To ship a bird to a foreign country, you will first need to get a CITES permit. Then you will have to have your bird tested for diseases such as Newcastle and Avian Influenza. Any vet can do the testing and send blood samples to a qualified private or university lab. The vet then has to do an international health certificate and then send to USDA with the test results, the import requirements of destination country and the CITES permit. After you have the endorsed health certificate, you will need to make arrangements with US Fish and Wildlife service to clear the shipment and make sure it is exported from a port where USFWS has offices.
U.S.D.A. - (1-800-545-8732)
Shipping birds to the UK - The United Kingdom Department for Environment, Food and Rural Affairs
CITES - http://www.ukcites.gov.uk/default.asp
Shipping to Hawaii - Hawaiian Department of Agriculture

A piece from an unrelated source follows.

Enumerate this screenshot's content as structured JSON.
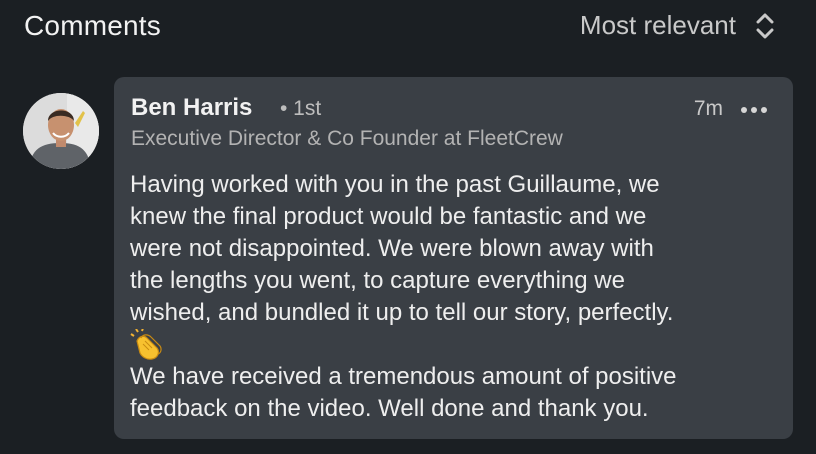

Shipping birds to Canada has become prohibitive. Be sure to check with CITES or Canadian customs before trying to drive or ship birds into that country.The shipper needs an export permit, CITES permit (and some species cannot be shipped depending on which appendix of CITES they are on), and a vet certificate. The paper work is not easy, it's lengthy and can become costly. The person receiving the bird(s) also needs an import permit, CITES permit, and then there is quarantine. If the receiver has birds, they cannot quarantine the bird(s) themselves. A friend with no birds can do it, but only if the government inspector approves the site. All of this is very costly and time consuming. If one country is late on the paper work, it can become outdated in the other country and you have to start all over again. Then there is the cost of the flight - not cheap either.
Shipping birds to the US from Canada are exempt from quarantine requirements. If you plan on bringing a pet bird into the United States from Canada by car, you must arrange for a veterinary inspection at a USDA land border inspection station. There are 19 such stations located along the US/Canadian border. No import permit or health certificate is required.You must arrange for your bird's veterinary inspection 3 to 5 days before you enter the United States. There is an inspection fee.

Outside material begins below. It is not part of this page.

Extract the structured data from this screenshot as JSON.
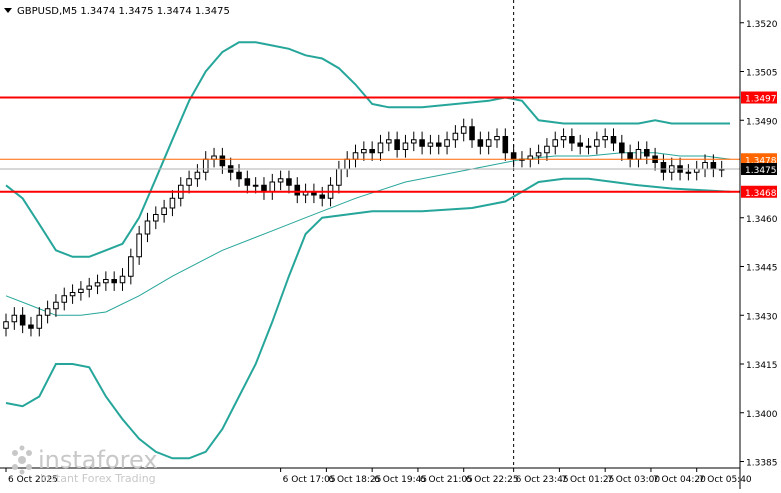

If you are transporting your pet bird from Canada to the U.S. by air or ship, you will needs an import permit. There is a fee for this permit. The application (VS form 1-179) may be downloaded from the internet at
http://www.aphis.usda.gov/vs/ncie. You must notify the port veterinarian at least 72 hours prior to your arrival. A health certificate from a certified veterinarian of the Canadian Food Inspection Agency is needed. Contact Veterinary Services National Center for Import Export at 4700 River Road, unit 39, Riverdale, MD, 20737 for information about ports of entry. You can also call (301) 734-8364 or fax your questions to (301) 734-6402. The cost of the import permit is $94.00. A chart from http://www.ncbs.org/birds_entering_from_canada.htm shows the approximate fees for birds entering by air/ship to be approximately $174.